" ‘Republicans buy sneakers too,’ the line attributed to Michael Jordan about why he refused to get into partisan politics during his playing days, may be apocryphal. But James might as well be saying the same thing about the Chinese marketplace right now. More importantly than sneakers? They buy movie tickets — nearly $9 billion worth last year.

And that strikes me as the real reason that James wants everyone to just shut up and dribble when it comes to horrifying human rights abuses by his business partners in the East. James doesn’t just want to be the greatest baller of all time. He also wants to be a movie mogul. And his SpringHill Entertainment is currently working on a movie that, all of a sudden, touches a whole mess of live wires at once: He is producing and set to star in “Space Jam 2,” which is aiming for a 2021 launch date.

China, of course, keeps very strict control over which foreign movies can even be shown in China, when they’re released and for how long.
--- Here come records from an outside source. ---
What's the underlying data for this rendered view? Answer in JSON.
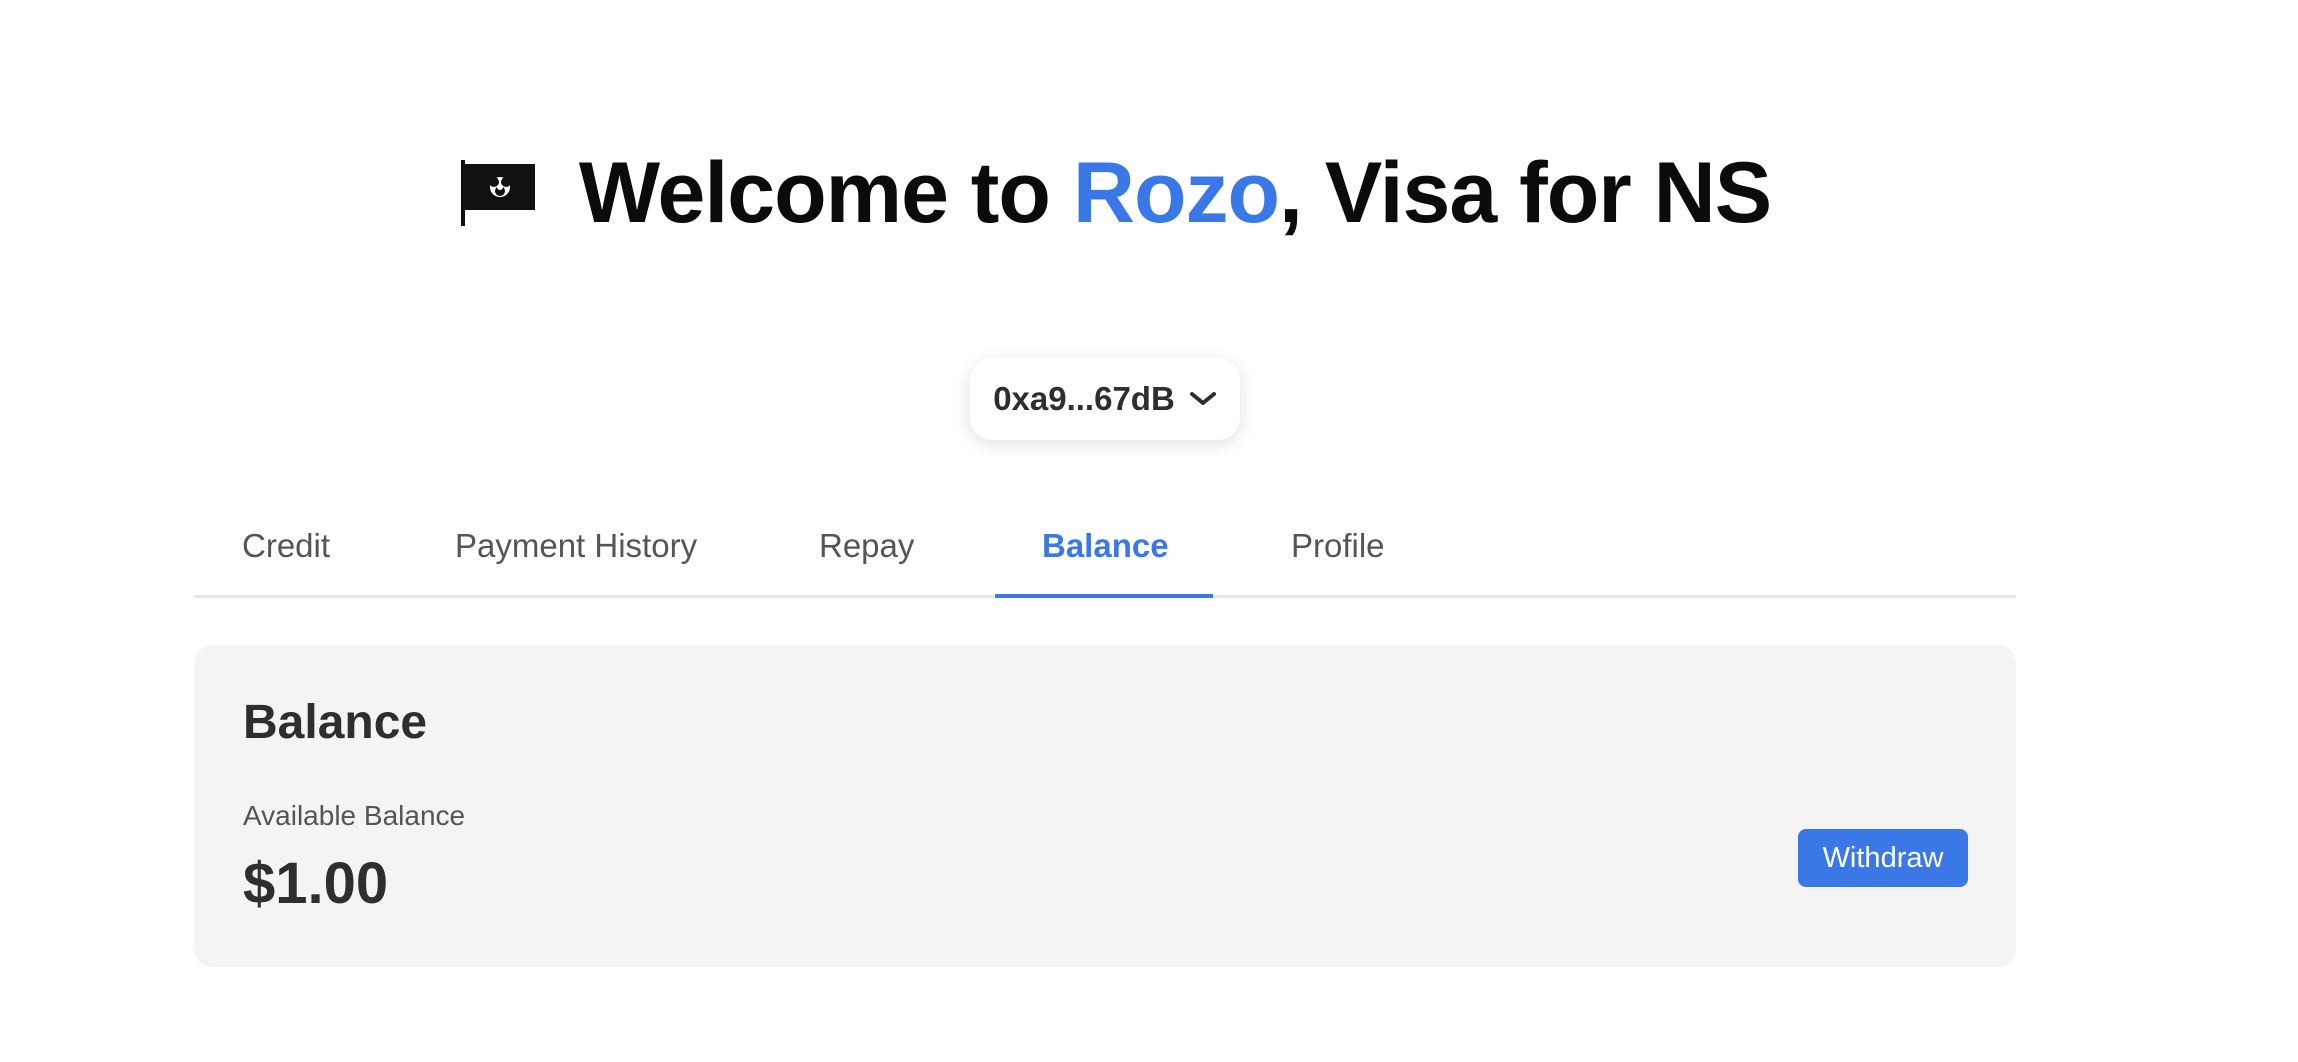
{
  "header": {
    "title_prefix": "Welcome to ",
    "title_brand": "Rozo",
    "title_suffix": ", Visa for NS",
    "flag_icon": "flag-icon",
    "brand_color": "#3b78e7"
  },
  "wallet": {
    "address": "0xa9...67dB",
    "dropdown_icon": "chevron-down-icon"
  },
  "tabs": [
    {
      "label": "Credit",
      "active": false
    },
    {
      "label": "Payment History",
      "active": false
    },
    {
      "label": "Repay",
      "active": false
    },
    {
      "label": "Balance",
      "active": true
    },
    {
      "label": "Profile",
      "active": false
    }
  ],
  "balance_card": {
    "heading": "Balance",
    "available_label": "Available Balance",
    "amount": "$1.00",
    "withdraw_label": "Withdraw"
  },
  "colors": {
    "accent": "#3b78e7",
    "card_background": "#f4f4f4",
    "tab_inactive": "#555555"
  }
}
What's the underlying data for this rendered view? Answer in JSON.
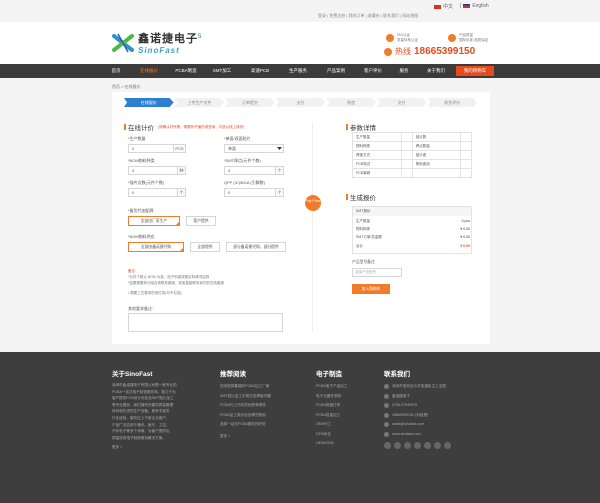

And if you want access to that sweet, sweet yuan, you better not do anything to upset the people in charge."

Expect to see a lot more of this in the future, especially from the movie industry.